How does one diversify and create an appropriate asset allocation?  This is where working with a financial advisor can help.  At HFS, we can help you determine an asset allocation for your various goals and provide an investment policy statement that will guide your investment strategies into the future.

There are many ways to categorize investments.  You may have heard of the 60/40 approach with 60% of investments in equities/stocks and 40% in bonds/fixed income.  This is one way to do it, though not generally how we approach asset allocation at HFS, but it is useful for describing diversification and asset allocation. Within the world of stocks, we can categorize stocks into large-cap, mid-cap, small-cap, mega-cap (for those new companies with close to a Trillion-dollar evaluations!).  Then there are the types of stocks, are they growth stocks, value stocks, or blended stocks?  Where are the companies located, and where do they do most of their business?  Are the companies based inside or outside the U.S.?  If they are international, are they in emerging or developed markets?  What sector of the economy are they in?  Are they financials, technology, consumer cyclical, utilities, industrials, etc.?  While there are many choices, an asset-allocation model helps refine the choices and what proportion of your portfolio should be allocated to a particular type of equity.

In the fixed-income portion of a portfolio, are bonds tax-free municipal bonds, corporate bonds, federal government bonds, sovereign foreign government bonds?  Do you buy individual bonds or bond funds and ETFs?  Are they for ultra-short term, short term, intermediate, or long-term bonds? With interest rates so low, alternatives to bonds may have a place in your portfolio. There are substitutes for bonds that provide stability to portfolios by providing income and low correlations to the stock market.  Annuities may have a place.  What about gold?  Or what about CDs and cash in the bank?  With a financial plan, these choices begin to make sense as potential components of an asset allocation model.

The simple fact is that each of these categories are asset classes and every year the performance of each asset category can be compared with other asset classes.  Guess what?

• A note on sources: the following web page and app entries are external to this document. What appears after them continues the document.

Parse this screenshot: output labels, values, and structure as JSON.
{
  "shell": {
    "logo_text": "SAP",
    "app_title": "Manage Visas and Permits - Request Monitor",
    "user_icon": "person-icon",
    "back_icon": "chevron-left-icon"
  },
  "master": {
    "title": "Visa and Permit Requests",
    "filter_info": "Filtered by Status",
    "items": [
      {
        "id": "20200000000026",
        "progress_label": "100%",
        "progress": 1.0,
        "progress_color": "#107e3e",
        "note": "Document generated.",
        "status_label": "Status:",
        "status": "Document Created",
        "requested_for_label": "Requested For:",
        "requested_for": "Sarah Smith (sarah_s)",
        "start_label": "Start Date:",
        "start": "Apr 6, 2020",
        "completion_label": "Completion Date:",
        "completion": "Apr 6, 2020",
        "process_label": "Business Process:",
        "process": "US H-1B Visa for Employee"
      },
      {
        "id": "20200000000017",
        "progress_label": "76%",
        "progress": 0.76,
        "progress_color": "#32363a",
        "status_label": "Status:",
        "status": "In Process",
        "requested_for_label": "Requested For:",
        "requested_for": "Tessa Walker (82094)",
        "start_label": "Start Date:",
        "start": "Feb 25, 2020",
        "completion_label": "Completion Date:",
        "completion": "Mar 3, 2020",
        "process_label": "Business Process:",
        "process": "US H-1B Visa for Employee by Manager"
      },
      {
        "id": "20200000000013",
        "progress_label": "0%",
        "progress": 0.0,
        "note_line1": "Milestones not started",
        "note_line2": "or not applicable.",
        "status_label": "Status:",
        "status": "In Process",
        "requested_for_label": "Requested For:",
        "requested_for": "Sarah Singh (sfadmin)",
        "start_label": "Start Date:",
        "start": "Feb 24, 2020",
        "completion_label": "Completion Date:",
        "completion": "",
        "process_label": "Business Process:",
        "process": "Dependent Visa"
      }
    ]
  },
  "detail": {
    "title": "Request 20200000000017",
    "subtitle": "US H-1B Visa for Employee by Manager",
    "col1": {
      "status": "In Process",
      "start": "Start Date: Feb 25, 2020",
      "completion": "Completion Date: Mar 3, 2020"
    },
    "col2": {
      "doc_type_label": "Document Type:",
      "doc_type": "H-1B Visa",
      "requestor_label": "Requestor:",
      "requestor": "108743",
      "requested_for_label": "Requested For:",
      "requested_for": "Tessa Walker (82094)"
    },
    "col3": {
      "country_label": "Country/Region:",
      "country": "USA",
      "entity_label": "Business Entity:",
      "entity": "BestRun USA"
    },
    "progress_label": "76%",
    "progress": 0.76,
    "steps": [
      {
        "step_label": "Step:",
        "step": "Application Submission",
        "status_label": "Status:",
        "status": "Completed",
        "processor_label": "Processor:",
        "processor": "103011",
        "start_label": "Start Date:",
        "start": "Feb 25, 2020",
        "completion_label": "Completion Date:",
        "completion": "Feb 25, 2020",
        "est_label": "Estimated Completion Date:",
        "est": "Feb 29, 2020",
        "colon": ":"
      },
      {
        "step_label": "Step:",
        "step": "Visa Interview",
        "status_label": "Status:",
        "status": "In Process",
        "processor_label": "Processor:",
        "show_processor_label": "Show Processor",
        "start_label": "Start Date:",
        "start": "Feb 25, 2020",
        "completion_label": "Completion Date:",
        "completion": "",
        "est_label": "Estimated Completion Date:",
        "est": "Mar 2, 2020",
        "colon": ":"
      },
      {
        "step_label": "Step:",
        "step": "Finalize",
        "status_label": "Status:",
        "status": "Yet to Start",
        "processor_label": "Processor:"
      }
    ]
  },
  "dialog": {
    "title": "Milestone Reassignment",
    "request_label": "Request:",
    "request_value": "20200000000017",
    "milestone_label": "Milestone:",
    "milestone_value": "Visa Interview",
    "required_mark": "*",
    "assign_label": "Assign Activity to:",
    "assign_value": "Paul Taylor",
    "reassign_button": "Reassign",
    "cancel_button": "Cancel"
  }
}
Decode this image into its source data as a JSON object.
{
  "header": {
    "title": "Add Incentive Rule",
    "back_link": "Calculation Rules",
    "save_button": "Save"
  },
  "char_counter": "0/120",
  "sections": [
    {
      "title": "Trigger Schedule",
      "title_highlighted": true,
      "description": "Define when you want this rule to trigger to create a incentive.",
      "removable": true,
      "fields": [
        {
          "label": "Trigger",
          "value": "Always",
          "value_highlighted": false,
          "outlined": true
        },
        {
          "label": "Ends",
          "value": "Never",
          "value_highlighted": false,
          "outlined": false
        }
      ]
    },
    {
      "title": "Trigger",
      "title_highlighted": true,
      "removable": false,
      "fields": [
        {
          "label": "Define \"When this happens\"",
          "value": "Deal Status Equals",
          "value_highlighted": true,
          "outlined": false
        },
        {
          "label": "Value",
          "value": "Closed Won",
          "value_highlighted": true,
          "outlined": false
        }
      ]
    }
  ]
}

Each year one asset class out performs the others, and it is almost never predictable.  So, don’t simply chase the latest growth stock or go all-in on a particular sector.  While active investing can be very rewarding, it should be done in the context of an asset allocation model that takes into consideration your specific risk tolerance, capacity for risk, time-horizon, and other characteristics.

To learn more about diversification, I like the tables available here: Legg Mason Equity and Fixed Income Class Returns.  If you would like to discuss your financial plan, please contact us for a free consultation!